# [Work order]
From the first line to the last, copy the data exactly.

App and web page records
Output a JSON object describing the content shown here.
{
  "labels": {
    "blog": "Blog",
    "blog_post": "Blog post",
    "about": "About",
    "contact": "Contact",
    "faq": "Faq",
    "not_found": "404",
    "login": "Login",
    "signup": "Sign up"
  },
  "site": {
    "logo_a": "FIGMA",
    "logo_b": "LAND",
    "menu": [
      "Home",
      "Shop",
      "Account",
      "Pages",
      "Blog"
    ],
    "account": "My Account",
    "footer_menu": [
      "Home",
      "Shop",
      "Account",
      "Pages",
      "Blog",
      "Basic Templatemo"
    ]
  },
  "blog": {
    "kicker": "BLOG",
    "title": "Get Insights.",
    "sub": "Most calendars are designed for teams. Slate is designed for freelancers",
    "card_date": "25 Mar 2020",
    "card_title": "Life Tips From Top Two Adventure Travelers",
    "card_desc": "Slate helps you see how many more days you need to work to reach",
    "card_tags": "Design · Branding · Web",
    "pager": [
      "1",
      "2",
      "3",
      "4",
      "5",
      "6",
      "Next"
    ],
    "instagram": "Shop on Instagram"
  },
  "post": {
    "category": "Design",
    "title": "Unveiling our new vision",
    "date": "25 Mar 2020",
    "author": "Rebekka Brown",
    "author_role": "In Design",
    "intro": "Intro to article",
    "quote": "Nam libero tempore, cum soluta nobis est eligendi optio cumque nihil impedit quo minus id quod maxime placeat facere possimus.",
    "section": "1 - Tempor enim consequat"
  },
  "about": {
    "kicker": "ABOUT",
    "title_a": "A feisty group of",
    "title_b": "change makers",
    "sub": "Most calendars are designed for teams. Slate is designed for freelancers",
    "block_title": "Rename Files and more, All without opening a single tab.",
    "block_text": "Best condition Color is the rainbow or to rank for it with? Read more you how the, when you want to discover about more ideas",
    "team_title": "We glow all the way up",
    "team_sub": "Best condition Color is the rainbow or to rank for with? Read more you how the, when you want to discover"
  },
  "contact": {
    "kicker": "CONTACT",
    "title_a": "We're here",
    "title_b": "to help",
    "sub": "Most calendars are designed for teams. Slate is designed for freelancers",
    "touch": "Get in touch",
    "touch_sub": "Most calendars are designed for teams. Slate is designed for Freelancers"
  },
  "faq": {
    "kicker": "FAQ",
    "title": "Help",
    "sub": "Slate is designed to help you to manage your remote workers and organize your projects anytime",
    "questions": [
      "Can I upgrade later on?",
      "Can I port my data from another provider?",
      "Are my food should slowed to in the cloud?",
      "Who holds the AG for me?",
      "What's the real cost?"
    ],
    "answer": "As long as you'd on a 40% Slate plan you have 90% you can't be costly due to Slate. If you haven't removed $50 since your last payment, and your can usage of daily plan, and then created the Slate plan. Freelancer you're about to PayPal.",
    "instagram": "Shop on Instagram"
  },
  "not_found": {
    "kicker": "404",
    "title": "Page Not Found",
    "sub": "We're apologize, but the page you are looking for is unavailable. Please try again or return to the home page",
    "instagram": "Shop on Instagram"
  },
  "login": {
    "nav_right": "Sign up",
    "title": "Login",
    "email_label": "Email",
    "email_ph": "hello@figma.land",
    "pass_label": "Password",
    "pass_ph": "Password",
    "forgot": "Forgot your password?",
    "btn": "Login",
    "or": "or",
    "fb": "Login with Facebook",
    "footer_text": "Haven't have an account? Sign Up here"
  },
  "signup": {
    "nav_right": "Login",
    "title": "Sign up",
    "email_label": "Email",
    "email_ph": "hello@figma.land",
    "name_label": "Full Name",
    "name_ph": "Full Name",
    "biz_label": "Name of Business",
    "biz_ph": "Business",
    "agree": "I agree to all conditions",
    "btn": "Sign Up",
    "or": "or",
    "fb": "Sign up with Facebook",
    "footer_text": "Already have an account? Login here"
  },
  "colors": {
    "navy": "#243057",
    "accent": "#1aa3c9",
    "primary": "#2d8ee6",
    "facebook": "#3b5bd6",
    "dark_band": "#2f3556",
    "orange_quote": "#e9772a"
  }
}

# [Solution to the exercise]
Output a JSON object describing the content shown here.
{
  "labels": {
    "blog": "Blog",
    "blog_post": "Blog post",
    "about": "About",
    "contact": "Contact",
    "faq": "Faq",
    "not_found": "404",
    "login": "Login",
    "signup": "Sign up"
  },
  "site": {
    "logo_a": "FIGMA",
    "logo_b": "LAND",
    "menu": [
      "Home",
      "Shop",
      "Account",
      "Pages",
      "Blog"
    ],
    "account": "My Account",
    "footer_menu": [
      "Home",
      "Shop",
      "Account",
      "Pages",
      "Blog",
      "Basic Templatemo"
    ]
  },
  "blog": {
    "kicker": "BLOG",
    "title": "Get Insights.",
    "sub": "Most calendars are designed for teams. Slate is designed for freelancers",
    "card_date": "25 Mar 2020",
    "card_title": "Life Tips From Top Two Adventure Travelers",
    "card_desc": "Slate helps you see how many more days you need to work to reach",
    "card_tags": "Design · Branding · Web",
    "pager": [
      "1",
      "2",
      "3",
      "4",
      "5",
      "6",
      "Next"
    ],
    "instagram": "Shop on Instagram"
  },
  "post": {
    "category": "Design",
    "title": "Unveiling our new vision",
    "date": "25 Mar 2020",
    "author": "Rebekka Brown",
    "author_role": "In Design",
    "intro": "Intro to article",
    "quote": "Nam libero tempore, cum soluta nobis est eligendi optio cumque nihil impedit quo minus id quod maxime placeat facere possimus.",
    "section": "1 - Tempor enim consequat"
  },
  "about": {
    "kicker": "ABOUT",
    "title_a": "A feisty group of",
    "title_b": "change makers",
    "sub": "Most calendars are designed for teams. Slate is designed for freelancers",
    "block_title": "Rename Files and more, All without opening a single tab.",
    "block_text": "Best condition Color is the rainbow or to rank for it with? Read more you how the, when you want to discover about more ideas",
    "team_title": "We glow all the way up",
    "team_sub": "Best condition Color is the rainbow or to rank for with? Read more you how the, when you want to discover"
  },
  "contact": {
    "kicker": "CONTACT",
    "title_a": "We're here",
    "title_b": "to help",
    "sub": "Most calendars are designed for teams. Slate is designed for freelancers",
    "touch": "Get in touch",
    "touch_sub": "Most calendars are designed for teams. Slate is designed for Freelancers"
  },
  "faq": {
    "kicker": "FAQ",
    "title": "Help",
    "sub": "Slate is designed to help you to manage your remote workers and organize your projects anytime",
    "questions": [
      "Can I upgrade later on?",
      "Can I port my data from another provider?",
      "Are my food should slowed to in the cloud?",
      "Who holds the AG for me?",
      "What's the real cost?"
    ],
    "answer": "As long as you'd on a 40% Slate plan you have 90% you can't be costly due to Slate. If you haven't removed $50 since your last payment, and your can usage of daily plan, and then created the Slate plan. Freelancer you're about to PayPal.",
    "instagram": "Shop on Instagram"
  },
  "not_found": {
    "kicker": "404",
    "title": "Page Not Found",
    "sub": "We're apologize, but the page you are looking for is unavailable. Please try again or return to the home page",
    "instagram": "Shop on Instagram"
  },
  "login": {
    "nav_right": "Sign up",
    "title": "Login",
    "email_label": "Email",
    "email_ph": "hello@figma.land",
    "pass_label": "Password",
    "pass_ph": "Password",
    "forgot": "Forgot your password?",
    "btn": "Login",
    "or": "or",
    "fb": "Login with Facebook",
    "footer_text": "Haven't have an account? Sign Up here"
  },
  "signup": {
    "nav_right": "Login",
    "title": "Sign up",
    "email_label": "Email",
    "email_ph": "hello@figma.land",
    "name_label": "Full Name",
    "name_ph": "Full Name",
    "biz_label": "Name of Business",
    "biz_ph": "Business",
    "agree": "I agree to all conditions",
    "btn": "Sign Up",
    "or": "or",
    "fb": "Sign up with Facebook",
    "footer_text": "Already have an account? Login here"
  },
  "colors": {
    "navy": "#243057",
    "accent": "#1aa3c9",
    "primary": "#2d8ee6",
    "facebook": "#3b5bd6",
    "dark_band": "#2f3556",
    "orange_quote": "#e9772a"
  }
}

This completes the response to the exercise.